There are an abundance of restaurants in the Capital Region that focus on Italian cuisine, so how do you decide which ones to patronize? What constitutes “good” Italian food? It all boils down to doing the simple things well – utilizing classic Italian flavors in both traditional and new ways, but keeping the soul of Italian cooking intact. Milano Restaurant, located in Newton Plaza in Latham, accomplishes this very well, featuring delicious Northern Italian cuisine at a reasonable price.
Milano is illuminated by a lot of natural light from the large windows in front, and the dark wood ceiling and bright decorations create a somewhat casual atmosphere.

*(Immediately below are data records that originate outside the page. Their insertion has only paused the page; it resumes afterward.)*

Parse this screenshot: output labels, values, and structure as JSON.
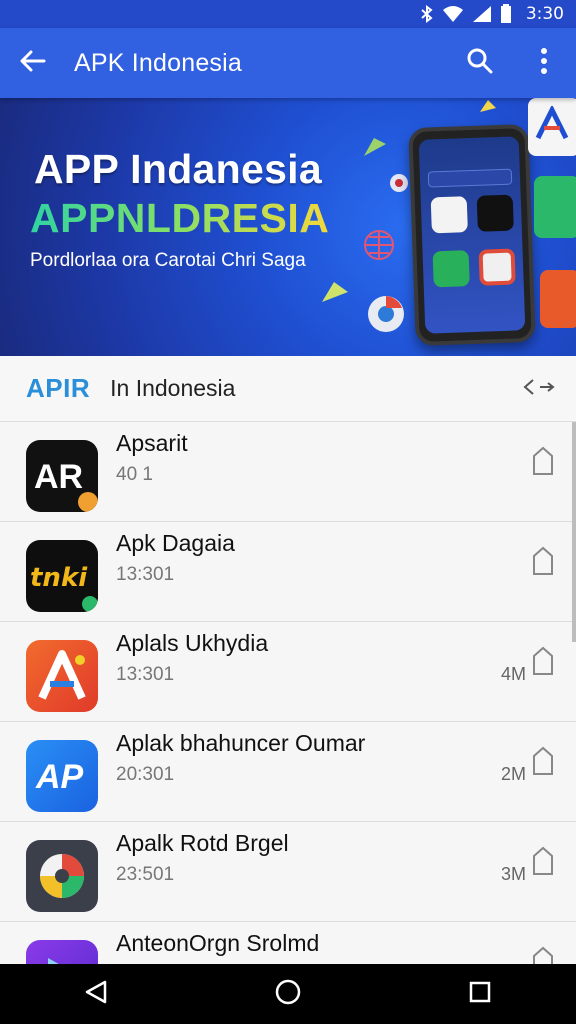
{
  "status_bar": {
    "time": "3:30",
    "icons": [
      "bluetooth-icon",
      "wifi-icon",
      "signal-icon",
      "battery-icon"
    ]
  },
  "toolbar": {
    "title": "APK Indonesia",
    "back_icon": "back-arrow-icon",
    "search_icon": "search-icon",
    "menu_icon": "more-vert-icon"
  },
  "banner": {
    "title": "APP Indanesia",
    "subtitle": "APPNLDRESIA",
    "tagline": "Pordlorlaa ora Carotai Chri Saga",
    "colors": {
      "bg": "#1f4fd1",
      "subtitle_from": "#2fd3a2",
      "subtitle_to": "#f3d83b"
    }
  },
  "section": {
    "badge": "APIR",
    "title": "In Indonesia",
    "nav_label": "<~"
  },
  "apps": [
    {
      "name": "Apsarit",
      "meta": "40 1",
      "size": "",
      "icon": "apr-logo-icon",
      "color": "#111111"
    },
    {
      "name": "Apk Dagaia",
      "meta": "13:301",
      "size": "",
      "icon": "tnki-logo-icon",
      "color": "#111111"
    },
    {
      "name": "Aplals Ukhydia",
      "meta": "13:301",
      "size": "4M",
      "icon": "a-logo-icon",
      "color": "#e8502a"
    },
    {
      "name": "Aplak bhahuncer Oumar",
      "meta": "20:301",
      "size": "2M",
      "icon": "ap-logo-icon",
      "color": "#1d7ff0"
    },
    {
      "name": "Apalk Rotd Brgel",
      "meta": "23:501",
      "size": "3M",
      "icon": "pinwheel-logo-icon",
      "color": "#3a3f4a"
    },
    {
      "name": "AnteonOrgn Srolmd",
      "meta": "",
      "size": "",
      "icon": "play-logo-icon",
      "color": "#7a3be0"
    }
  ]
}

An obvious test of a restaurant’s true Italian roots is its wine list. Italians have been drinking wine with their meals for centuries, and Milano offers no less than 160 bottles (including sparkling wines) to choose from, with over 25 available by the glass. With prices ranging from under $20 per bottle to the $240 Opus One, there’s a wine for everyone.
Milano’s lunch menu features salads, sandwiches, pizza and pasta, ranging from $10-$15.

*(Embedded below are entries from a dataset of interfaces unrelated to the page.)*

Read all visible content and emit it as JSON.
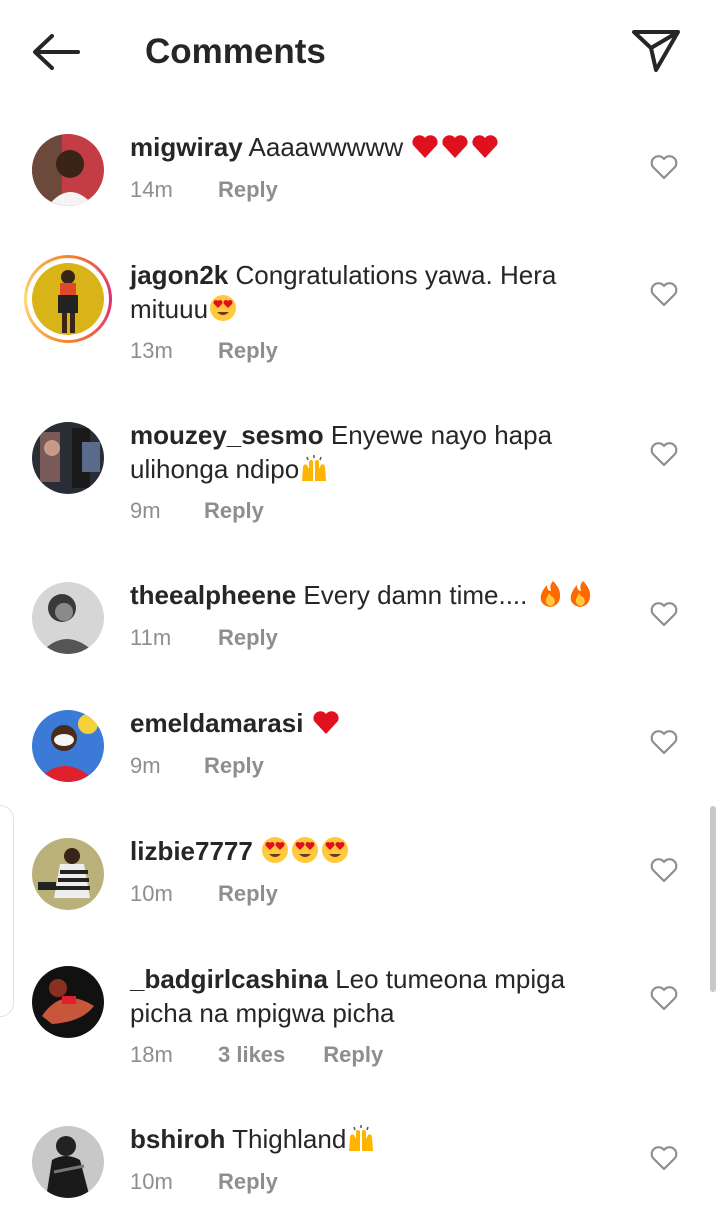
{
  "header": {
    "title": "Comments",
    "back_icon": "back-arrow-icon",
    "send_icon": "paper-plane-icon"
  },
  "comments": [
    {
      "username": "migwiray",
      "text": "Aaaawwwww",
      "emojis": [
        "heart",
        "heart",
        "heart"
      ],
      "time": "14m",
      "likes": "",
      "reply_label": "Reply",
      "story_ring": false
    },
    {
      "username": "jagon2k",
      "text": "Congratulations yawa. Hera mituuu",
      "emojis": [
        "heart-eyes"
      ],
      "time": "13m",
      "likes": "",
      "reply_label": "Reply",
      "story_ring": true
    },
    {
      "username": "mouzey_sesmo",
      "text": "Enyewe nayo hapa ulihonga ndipo",
      "emojis": [
        "raised-hands"
      ],
      "time": "9m",
      "likes": "",
      "reply_label": "Reply",
      "story_ring": false
    },
    {
      "username": "theealpheene",
      "text": "Every damn time.... ",
      "emojis": [
        "fire",
        "fire"
      ],
      "time": "11m",
      "likes": "",
      "reply_label": "Reply",
      "story_ring": false
    },
    {
      "username": "emeldamarasi",
      "text": "",
      "emojis": [
        "heart"
      ],
      "time": "9m",
      "likes": "",
      "reply_label": "Reply",
      "story_ring": false
    },
    {
      "username": "lizbie7777",
      "text": "",
      "emojis": [
        "heart-eyes",
        "heart-eyes",
        "heart-eyes"
      ],
      "time": "10m",
      "likes": "",
      "reply_label": "Reply",
      "story_ring": false
    },
    {
      "username": "_badgirlcashina",
      "text": "Leo tumeona mpiga picha na mpigwa picha",
      "emojis": [],
      "time": "18m",
      "likes": "3 likes",
      "reply_label": "Reply",
      "story_ring": false
    },
    {
      "username": "bshiroh",
      "text": "Thighland",
      "emojis": [
        "raised-hands"
      ],
      "time": "10m",
      "likes": "",
      "reply_label": "Reply",
      "story_ring": false
    }
  ],
  "colors": {
    "text": "#262626",
    "meta": "#8e8e8e",
    "heart_emoji": "#e0101f"
  }
}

On this day’s visit my two companions and I ordered the Sotto Marino sandwich, the Scamorze pizza, and a sandwich special. The Sotto Marino consisted of capocolla (the sweet, not spicy variety), salami, prosciutto, roasted red peppers and arugula on Foccacia bread. It was served with a side of herb olive oil, which was necessary as the sandwich itself was pretty dry. But the meats were sliced paper-thin and were quite tasty; unfortunately the red peppers were too overpowering and overshadowed the meats, and the bread was a little too herb-infused. The thin-crusted Scamorze pizza was topped with smoked chicken, grilled tomatoes, leeks, Kalamata olives and smoked mozzarella. I was a little worried that having smoked chicken and smoked cheese might be a little too much, but the dish was perfectly balanced. The chicken was beautifully cooked – it was tender and flavorful, and although I saw no evidence of the tomatoes being grilled, they were fresh and juicy and complimented the smoky cheese and chicken perfectly. The sandwich special featured smoked turkey, bacon, yellow tomatoes and arugula with a basil mayo on wheat bread. I suggested to our server that this item should become a permanent addition to their menu. The flavors melded together wonderfully; the sweet tomato and peppery arugula matched delectably with the thick, salty bacon and the smoky turkey, and the basil mayo provided a nice herby finish.

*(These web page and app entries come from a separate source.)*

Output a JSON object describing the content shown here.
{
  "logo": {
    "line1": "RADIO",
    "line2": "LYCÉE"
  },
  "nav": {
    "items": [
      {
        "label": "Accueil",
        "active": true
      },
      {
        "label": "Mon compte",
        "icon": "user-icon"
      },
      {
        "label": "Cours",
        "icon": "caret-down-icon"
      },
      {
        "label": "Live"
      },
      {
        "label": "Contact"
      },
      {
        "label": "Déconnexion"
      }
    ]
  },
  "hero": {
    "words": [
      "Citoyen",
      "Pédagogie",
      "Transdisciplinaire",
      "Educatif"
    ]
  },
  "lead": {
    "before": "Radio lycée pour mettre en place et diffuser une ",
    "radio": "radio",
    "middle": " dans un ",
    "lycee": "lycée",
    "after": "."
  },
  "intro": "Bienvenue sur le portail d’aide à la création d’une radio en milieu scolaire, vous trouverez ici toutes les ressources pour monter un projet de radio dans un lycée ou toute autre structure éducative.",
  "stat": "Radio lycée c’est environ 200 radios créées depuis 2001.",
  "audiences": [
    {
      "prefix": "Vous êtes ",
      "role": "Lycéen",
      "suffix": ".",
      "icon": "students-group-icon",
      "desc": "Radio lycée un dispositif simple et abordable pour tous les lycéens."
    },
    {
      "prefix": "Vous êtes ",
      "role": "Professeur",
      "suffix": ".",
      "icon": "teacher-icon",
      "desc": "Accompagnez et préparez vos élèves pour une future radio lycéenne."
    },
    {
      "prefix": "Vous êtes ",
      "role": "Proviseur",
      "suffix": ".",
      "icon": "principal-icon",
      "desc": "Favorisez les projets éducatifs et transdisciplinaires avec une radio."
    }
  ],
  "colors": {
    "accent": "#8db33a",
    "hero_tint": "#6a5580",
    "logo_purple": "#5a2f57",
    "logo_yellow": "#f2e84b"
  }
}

While the portions were certainly not on the small side, we saved room to try a couple of desserts – the tiramisu and an apple cobbler special. Milano makes all of their desserts in-house, and after one bite that was very evident. The tiramisu was one of the best I’ve had in recent memory – the texture was the epitome of smooth. The brandy and espresso were added with the utmost care – the flavors were there but not overdone. It was creatively served in a glass mug, the plate dusted with cocoa powder and accompanied by a fresh strawberry. If you’re a tiramisu fan, a visit to Milano for only that reason would be completely justified. The apple cobbler was also obviously homemade – the top layer was crunchy but tender, and the warm apples inside were delicately sweetened. The vanilla gelato on top melted into the cobbler in a delicious way.
The downside to our visit was the service – the restaurant was not particularly busy, but our server still managed to take longer than necessary to take our order and refill our drinks later. And for some reason the two sandwiches were served about 10 minutes before the pizza came out, without explanation.
The dinner menu runs the spectrum of classic Italian food, with a variety of beef, chicken, seafood and veal dishes along with traditional pastas and pizzas. Some unexpected items include the granchio torta,a crab cake with a cucumber slaw; the arrosito anatra, a roasted duck breast with fig jam & balsamic glaze, served with mascarpone polenta; and rigatoni alla spezzatino di vitello, a braised veal stew with red onions, mushrooms, roasted red peppers and marsala & sage cream sauce on rigatoni. Entrees range from $13-$29, with pizza and pastas offered in regular or small sizes.
So if you’re sick of your usual Italian restaurant and want to try something new, Milano is a good place to start.
The MHK gives Milano 3.5 out of 5 stars!